It is an amazing thing that God should entrust the works of his hands to us. This world rightly inspires awe and wonder; yet God has put the world and its creatures into our hands (Genesis 1:28, Psalm 8:6-8). He has also assigned us stewardship or management of our homes and families, our possessions and our days. In many places God's relationship to his people is portrayed as that between a landlord and tenants from whom he expects good management, or between a master and servants to whom he has entrusted his business.
Since mankind generally rebels against God, our being in charge has been more of a curse than a blessing. In the account of man's fall -- whether you take it as allegory or as literal the point still remains -- God had already given mankind dominion in this world, had already made us in the image of God; but we were greedy for more. We didn't want dominion under God, but dominion instead of God, free from God, in place of God. When power is no longer exercised in recognition of God's dominion, power itself becomes corrupted, as they say that power corrupts, and absolute power corrupts absolutely.1 But it was not power that corrupted us; we corrupted it. We have developed ideas of power and its use that are alien to God. We imagine that power is used to exalt the one who has power, that the glory of the powerful is to always get his way at the expense of others. The lords of the Gentiles lord it over them. But not so with us. The great will be a servant, and the greatest will be slave of all. We know this because the Lord of All laid aside all the trappings and benefits of power to save us; he taught his disciples about being a Lord -- the true Lord, the Lord of Lords -- by dressing in a towel and washing feet. Christ keeps finding ways to get through to us. His humility and love humble us and point us the right direction about managing our trusts under God. More could be said about using our trusts in service of others, in reverence for God, and in a shrewd way ...

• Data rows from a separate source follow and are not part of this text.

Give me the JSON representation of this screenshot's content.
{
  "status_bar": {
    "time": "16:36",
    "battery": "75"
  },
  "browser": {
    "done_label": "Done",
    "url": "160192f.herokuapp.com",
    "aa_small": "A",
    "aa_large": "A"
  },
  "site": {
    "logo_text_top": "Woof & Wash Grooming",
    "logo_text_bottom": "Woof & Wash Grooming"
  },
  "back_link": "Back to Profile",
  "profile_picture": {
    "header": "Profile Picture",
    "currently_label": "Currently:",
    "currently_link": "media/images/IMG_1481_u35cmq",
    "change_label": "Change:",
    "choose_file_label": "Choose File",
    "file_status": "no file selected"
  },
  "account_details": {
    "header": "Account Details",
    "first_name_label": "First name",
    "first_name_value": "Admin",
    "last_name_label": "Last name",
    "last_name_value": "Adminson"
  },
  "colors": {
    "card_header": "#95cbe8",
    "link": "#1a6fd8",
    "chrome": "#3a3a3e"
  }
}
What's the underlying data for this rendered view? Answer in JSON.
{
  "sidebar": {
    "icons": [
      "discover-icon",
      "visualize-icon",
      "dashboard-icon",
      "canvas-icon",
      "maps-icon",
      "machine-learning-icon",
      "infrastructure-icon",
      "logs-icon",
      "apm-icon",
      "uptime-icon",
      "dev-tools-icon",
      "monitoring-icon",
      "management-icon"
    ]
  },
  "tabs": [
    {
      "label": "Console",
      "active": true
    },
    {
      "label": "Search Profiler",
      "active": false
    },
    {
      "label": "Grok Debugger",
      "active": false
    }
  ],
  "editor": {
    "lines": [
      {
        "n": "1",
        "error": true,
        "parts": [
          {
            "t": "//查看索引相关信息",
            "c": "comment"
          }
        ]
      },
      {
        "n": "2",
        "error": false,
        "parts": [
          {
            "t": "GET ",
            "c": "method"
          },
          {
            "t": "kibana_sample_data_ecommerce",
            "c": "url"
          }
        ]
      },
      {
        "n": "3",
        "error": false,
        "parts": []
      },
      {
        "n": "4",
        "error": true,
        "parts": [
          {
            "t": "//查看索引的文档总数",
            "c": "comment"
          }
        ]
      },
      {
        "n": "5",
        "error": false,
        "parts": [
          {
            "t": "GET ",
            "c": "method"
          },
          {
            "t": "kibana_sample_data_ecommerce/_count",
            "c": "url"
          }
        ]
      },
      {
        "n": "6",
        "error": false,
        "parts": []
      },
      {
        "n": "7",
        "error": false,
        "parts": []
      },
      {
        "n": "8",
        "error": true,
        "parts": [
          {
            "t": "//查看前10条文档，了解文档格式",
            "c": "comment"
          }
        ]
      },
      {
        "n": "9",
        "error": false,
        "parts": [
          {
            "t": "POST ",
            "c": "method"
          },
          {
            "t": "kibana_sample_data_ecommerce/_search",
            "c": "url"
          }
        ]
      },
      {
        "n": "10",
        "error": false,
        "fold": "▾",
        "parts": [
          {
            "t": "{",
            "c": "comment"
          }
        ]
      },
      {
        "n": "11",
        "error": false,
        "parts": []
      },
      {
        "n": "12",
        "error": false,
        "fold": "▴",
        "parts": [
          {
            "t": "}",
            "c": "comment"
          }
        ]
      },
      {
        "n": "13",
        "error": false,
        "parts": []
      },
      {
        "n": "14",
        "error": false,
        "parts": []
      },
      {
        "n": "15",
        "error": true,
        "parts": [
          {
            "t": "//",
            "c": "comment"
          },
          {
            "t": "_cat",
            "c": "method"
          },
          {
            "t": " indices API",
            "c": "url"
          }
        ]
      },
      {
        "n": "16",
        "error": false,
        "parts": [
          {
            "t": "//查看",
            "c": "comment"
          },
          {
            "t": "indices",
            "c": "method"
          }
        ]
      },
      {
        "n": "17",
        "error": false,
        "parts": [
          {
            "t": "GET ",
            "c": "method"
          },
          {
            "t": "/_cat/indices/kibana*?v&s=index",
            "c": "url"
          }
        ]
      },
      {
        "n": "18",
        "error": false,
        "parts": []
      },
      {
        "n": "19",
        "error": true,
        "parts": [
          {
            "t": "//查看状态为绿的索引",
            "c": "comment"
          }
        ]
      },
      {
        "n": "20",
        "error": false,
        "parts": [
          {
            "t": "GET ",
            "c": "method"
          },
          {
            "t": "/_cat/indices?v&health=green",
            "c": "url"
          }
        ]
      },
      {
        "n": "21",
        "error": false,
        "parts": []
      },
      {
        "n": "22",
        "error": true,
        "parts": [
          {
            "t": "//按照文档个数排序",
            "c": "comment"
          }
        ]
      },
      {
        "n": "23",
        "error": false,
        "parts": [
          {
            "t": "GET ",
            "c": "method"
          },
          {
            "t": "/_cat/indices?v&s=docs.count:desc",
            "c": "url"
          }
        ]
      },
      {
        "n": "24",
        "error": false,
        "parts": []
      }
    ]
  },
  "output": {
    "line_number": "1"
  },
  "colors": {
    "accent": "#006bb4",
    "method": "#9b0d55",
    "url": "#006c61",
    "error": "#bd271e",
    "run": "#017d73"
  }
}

More in a related post about the parable of the talents: God's Investment in the World.
1 - As a case in point about how even our ideas about power are twisted, I remember a definition given me in a college sociology class: the amount of power that Person A has over Person B is the amount of resistance on the part of Person B that can be overcome by the force of Person A. Seems reasonable until you see the Lord of Lords washing feet. Then you start thinking in terms of the amount of power Person A has to help Person B, or befriend him, or otherwise be some good to him.